Born in Victoria, of Thomas Brown (aka Baker) there is surprisingly little information about his early life available. On his Victorian prison record it states that he was a native of Geelong, as well as listing his birth year as 1856, though his New South Wales record lists it as 1857. It seems that at some point in his teens his father William left the family and moved to Carlton after which time he could not be found. This may have informed the path he forged throughout the 1870s as it was deemed important enough to list in his Victorian record.
Brown sought an outlet for his angst as a teenager and found that petty crime was a great way of distracting himself from his sufferings. In the mid-1870s he began horse stealing and did a two and a half year stretch in gaol in 1877 for stealing horses and saddles with a mate. After his release he hung around the Sandhurst/Bendigo area where he met Andrew Scott, Jane’s Nesbitt, Frank Johns (aka Thomas Williams) and August Wernicke.
Perhaps it was his delinquent streak that caused him to be drawn to Scott, the charismatic Irish bank robber and prison escapee better known as Captain Moonlite. It would appear that he joined Scott during his exodus from Victoria after a period of police harassment and probably found the kind of father figure that he always craved. Scott was a nurturing, supportive voice to his gang, all of whom were wayward adolescent boys. Such encouragement could have resulted in great things if it was not for Scott’s propensity for criminality derailing the boys further – a fact Scott was to be keenly aware of.

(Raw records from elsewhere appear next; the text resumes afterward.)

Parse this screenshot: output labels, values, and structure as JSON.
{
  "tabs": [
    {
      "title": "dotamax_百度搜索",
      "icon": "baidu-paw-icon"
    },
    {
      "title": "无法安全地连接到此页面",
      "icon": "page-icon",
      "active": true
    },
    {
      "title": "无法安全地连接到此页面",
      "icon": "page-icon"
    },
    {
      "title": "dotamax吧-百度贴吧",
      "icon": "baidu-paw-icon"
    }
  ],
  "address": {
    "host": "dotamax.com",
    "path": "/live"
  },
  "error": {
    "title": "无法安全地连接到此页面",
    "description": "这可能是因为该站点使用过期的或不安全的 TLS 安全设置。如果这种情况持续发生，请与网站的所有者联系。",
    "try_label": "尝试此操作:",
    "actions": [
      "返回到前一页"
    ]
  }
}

Rogan’s devotion to Scott led to his involvement in the raid on Wantabadgery Station. During the heated gunfight with police from Wagga Wagga and Gundagai Rogan hid under a bed with a rifle and revolvers, terrified out of his wits. He wasn’t found until the next day when the owner of the property had found him by accident.
Rogan was tried with the other survivors of the gang and found guilty of being an accessory to the murder of Constable Webb-Bowen and sentenced to death along with Scott. Thomas Williams and Graham Bennett had their death sentences commuted to long stints in gaol. He was imprisoned in Darlinghurst Gaol while he awaited the inevitable and on one occasion he was visited by his mother and sister. The two women left the prisoner, absolutely beside themselves, as he had torn shreds off them, pointedly asking his mother why it was only as he awaited death that she took an interest in his welfare. Rogan was prone to such volatile behaviour while awaiting execution and on a number of occasions Scott, who was in a nearby cell, had to call out to him to settle him down for the warders. No doubt he felt there was an injustice in his sentencing.
Rogan was hanged alongside Scott and the pair held hands on the gallows. Rogan had no last words.